Replacing all of the diesel generators powering those towers with the HyGen “would reduce cell tower diesel consumption by about 80 percent, and lower the environmental impact of these towers,” says Landon.
Applying hybrid technology to diesel generators is not as revolutionary as what it enables. We’re going to keep developing this technology until we get to the point where small hybrid generation systems can be just as reliable and even lower-cost than big power grids. That is what’s revolutionary. We’re starting small, where people are not yet connected to the grid; but what we’re driving towards is a distributed renewable energy infrastructure that no longer requires big power plants and a power grid.
Our solution enables people and companies that currently use diesel fuel to power their generators to make the same amount of fuel last much longer and to expand their existing infrastructure faster. So whether it’s for telecommunications or for homes or factories, if you can’t get power, you can’t do anything. Even just to be healthy you need refrigeration.

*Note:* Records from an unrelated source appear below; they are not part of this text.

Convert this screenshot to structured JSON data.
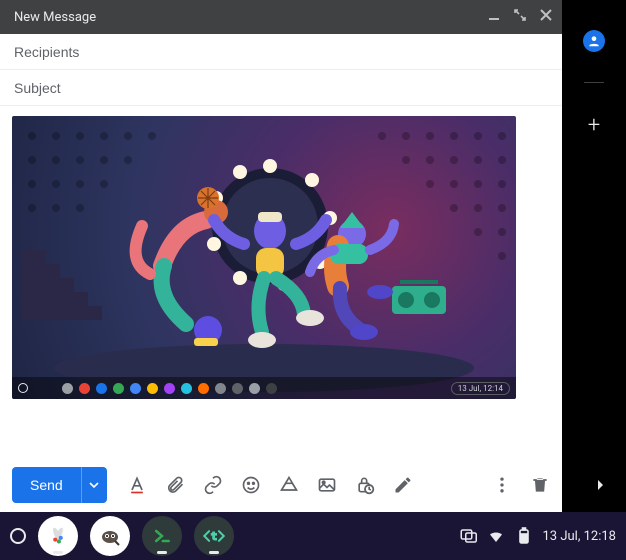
{
  "compose": {
    "title": "New Message",
    "recipients_placeholder": "Recipients",
    "recipients_value": "",
    "subject_placeholder": "Subject",
    "subject_value": "",
    "send_label": "Send"
  },
  "toolbarIcons": {
    "format": "format-text-icon",
    "attach": "paperclip-icon",
    "link": "link-icon",
    "emoji": "emoji-icon",
    "drive": "drive-icon",
    "photo": "photo-icon",
    "confidential": "lock-clock-icon",
    "pen": "pen-icon",
    "more": "more-vert-icon",
    "discard": "trash-icon"
  },
  "attachment": {
    "inner_taskbar_time": "13 Jul, 12:14",
    "shelf_dot_colors": [
      "#9aa0a6",
      "#ea4335",
      "#34a853",
      "#1a73e8",
      "#fbbc04",
      "#4285f4",
      "#8ab4f8",
      "#a142f4",
      "#24c1e0",
      "#ff6d01",
      "#80868b",
      "#5f6368",
      "#9aa0a6",
      "#202124"
    ]
  },
  "system": {
    "date_time": "13 Jul, 12:18"
  },
  "colors": {
    "accent": "#1a73e8",
    "titlebar_bg": "#404143",
    "shelf_bg": "#1a1535"
  }
}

All these basic needs of moving from poverty to the middle class require a lot of energy. Our solution helps make that possible faster, because it requires fewer resources to generate comparable amounts of power.
The typical design process for a new product proceeds serially from engineering through design, analysis, and drawings to manufacturing. To produce a working prototype for the U.S. Navy, however, Planetary Power had to follow an aggressive schedule that required its engineering team to design and prototype concurrently. “We built the prototype from a 3D model and used a 3D printer to iteratively fabricate the prototype directly from that without ever generating 2D drawings,” says Landon. This rapid, iterative process reduced development time and cost. “By going through the process of modeling, printing plastic prototypes, and then immediately assessing our progress and making any necessary changes, we were able to cut months off of our development time and save hundreds of thousands of dollars.”